At that point in my life, an overarching shyness coupled with imbedded family morals that taught respect, honor and concessions to adults at all times prevented me from responding. Although I wanted to confront the mom and let her know that her racist assumptions of me were not right, I cowered and left the room to call my parents. “What makes that woman think I would steal her daughter’s things? Maybe I made a mistake coming here,” I said, choking on a flood of tears. “Vickie,” my mom said, “does this woman know you?” “No,” I said. “Then she will learn that you won’t steal her daughter’s things when they remain where she left them the next day, the next month, the next year,” Mother said. “You don’t have to prove anything to her. Just be true to who you are and be yourself.” “More important,” she said, “why would you allow anyone, let alone someone who doesn’t know you, to steal your dreams? Why would you give her that kind of power over you?”
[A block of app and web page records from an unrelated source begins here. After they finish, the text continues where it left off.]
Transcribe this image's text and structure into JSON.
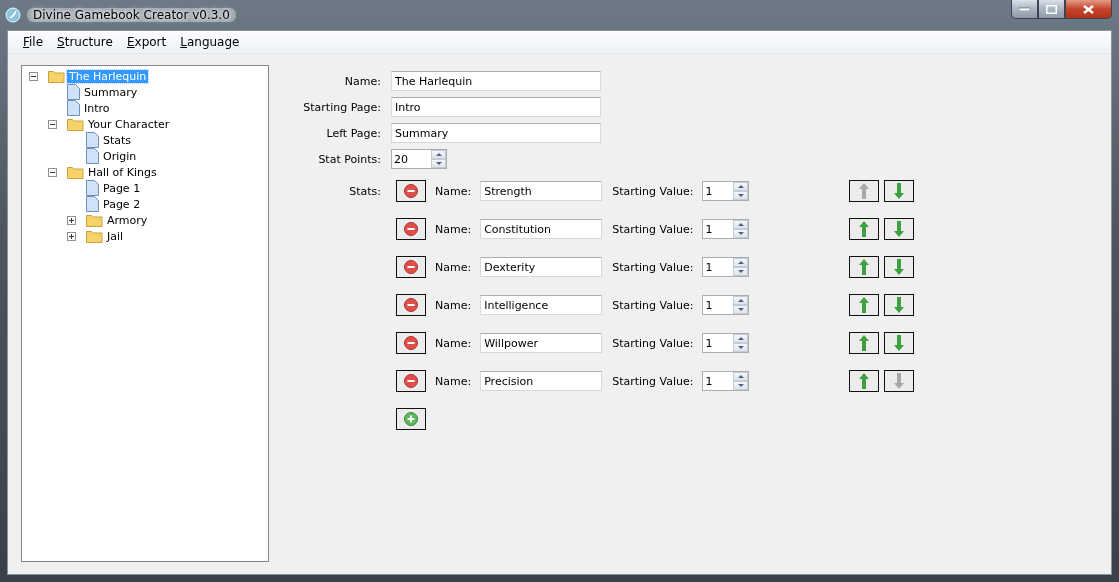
{
  "window": {
    "title": "Divine Gamebook Creator v0.3.0"
  },
  "menu": [
    "File",
    "Structure",
    "Export",
    "Language"
  ],
  "tree": [
    {
      "label": "The Harlequin",
      "kind": "folder",
      "expanded": true,
      "selected": true,
      "children": [
        {
          "label": "Summary",
          "kind": "page",
          "selected": false
        },
        {
          "label": "Intro",
          "kind": "page",
          "selected": false
        },
        {
          "label": "Your Character",
          "kind": "folder",
          "expanded": true,
          "selected": false,
          "children": [
            {
              "label": "Stats",
              "kind": "page",
              "selected": false
            },
            {
              "label": "Origin",
              "kind": "page",
              "selected": false
            }
          ]
        },
        {
          "label": "Hall of Kings",
          "kind": "folder",
          "expanded": true,
          "selected": false,
          "children": [
            {
              "label": "Page 1",
              "kind": "page",
              "selected": false
            },
            {
              "label": "Page 2",
              "kind": "page",
              "selected": false
            },
            {
              "label": "Armory",
              "kind": "folder",
              "expanded": false,
              "selected": false
            },
            {
              "label": "Jail",
              "kind": "folder",
              "expanded": false,
              "selected": false
            }
          ]
        }
      ]
    }
  ],
  "form": [
    {
      "label": "Name:",
      "value": "The Harlequin",
      "kind": "text"
    },
    {
      "label": "Starting Page:",
      "value": "Intro",
      "kind": "text"
    },
    {
      "label": "Left Page:",
      "value": "Summary",
      "kind": "text"
    },
    {
      "label": "Stat Points:",
      "value": "20",
      "kind": "spin"
    }
  ],
  "stats_label": "Stats:",
  "stats": [
    {
      "name_label": "Name:",
      "name": "Strength",
      "value_label": "Starting Value:",
      "value": "1",
      "up_disabled": true,
      "down_disabled": false
    },
    {
      "name_label": "Name:",
      "name": "Constitution",
      "value_label": "Starting Value:",
      "value": "1",
      "up_disabled": false,
      "down_disabled": false
    },
    {
      "name_label": "Name:",
      "name": "Dexterity",
      "value_label": "Starting Value:",
      "value": "1",
      "up_disabled": false,
      "down_disabled": false
    },
    {
      "name_label": "Name:",
      "name": "Intelligence",
      "value_label": "Starting Value:",
      "value": "1",
      "up_disabled": false,
      "down_disabled": false
    },
    {
      "name_label": "Name:",
      "name": "Willpower",
      "value_label": "Starting Value:",
      "value": "1",
      "up_disabled": false,
      "down_disabled": false
    },
    {
      "name_label": "Name:",
      "name": "Precision",
      "value_label": "Starting Value:",
      "value": "1",
      "up_disabled": false,
      "down_disabled": true
    }
  ]
}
My parents’ wisdom has underpinned my success in navigating a predominantly white and male-dominated world. Being grounded in who I am and knowing the value I bring to my profession and to larger society helps to insulate me from a lot of the noise of racism. That certainly doesn’t mean I am immune to racist encounters and pejoratives. I’ve had my share, including a patient who once referred to me as the N-word. However, I have learned that what a person calls me is far less important than what I choose to respond to. And how I respond can translate into a “teachable moment” that helps to quell the ugliness and ignorance of racism.